## Task to complete
Print all entries precisely as they are written.

## Records
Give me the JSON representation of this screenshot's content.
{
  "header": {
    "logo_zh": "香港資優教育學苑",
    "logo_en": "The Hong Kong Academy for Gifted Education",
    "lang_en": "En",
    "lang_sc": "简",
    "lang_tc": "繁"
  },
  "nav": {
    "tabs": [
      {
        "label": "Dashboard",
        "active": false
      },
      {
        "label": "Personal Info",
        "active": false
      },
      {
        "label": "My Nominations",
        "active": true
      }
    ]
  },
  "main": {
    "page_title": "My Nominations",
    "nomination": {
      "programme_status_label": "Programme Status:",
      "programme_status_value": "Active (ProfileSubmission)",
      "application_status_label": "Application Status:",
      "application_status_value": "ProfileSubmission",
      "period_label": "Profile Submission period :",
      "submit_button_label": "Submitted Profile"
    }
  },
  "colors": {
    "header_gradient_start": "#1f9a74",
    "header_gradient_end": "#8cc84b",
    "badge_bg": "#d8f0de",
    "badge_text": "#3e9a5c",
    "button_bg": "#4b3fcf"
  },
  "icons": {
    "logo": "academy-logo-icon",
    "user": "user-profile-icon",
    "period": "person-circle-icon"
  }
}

## Response area
Give me the JSON representation of this screenshot's content.
{
  "header": {
    "logo_zh": "香港資優教育學苑",
    "logo_en": "The Hong Kong Academy for Gifted Education",
    "lang_en": "En",
    "lang_sc": "简",
    "lang_tc": "繁"
  },
  "nav": {
    "tabs": [
      {
        "label": "Dashboard",
        "active": false
      },
      {
        "label": "Personal Info",
        "active": false
      },
      {
        "label": "My Nominations",
        "active": true
      }
    ]
  },
  "main": {
    "page_title": "My Nominations",
    "nomination": {
      "programme_status_label": "Programme Status:",
      "programme_status_value": "Active (ProfileSubmission)",
      "application_status_label": "Application Status:",
      "application_status_value": "ProfileSubmission",
      "period_label": "Profile Submission period :",
      "submit_button_label": "Submitted Profile"
    }
  },
  "colors": {
    "header_gradient_start": "#1f9a74",
    "header_gradient_end": "#8cc84b",
    "badge_bg": "#d8f0de",
    "badge_text": "#3e9a5c",
    "button_bg": "#4b3fcf"
  },
  "icons": {
    "logo": "academy-logo-icon",
    "user": "user-profile-icon",
    "period": "person-circle-icon"
  }
}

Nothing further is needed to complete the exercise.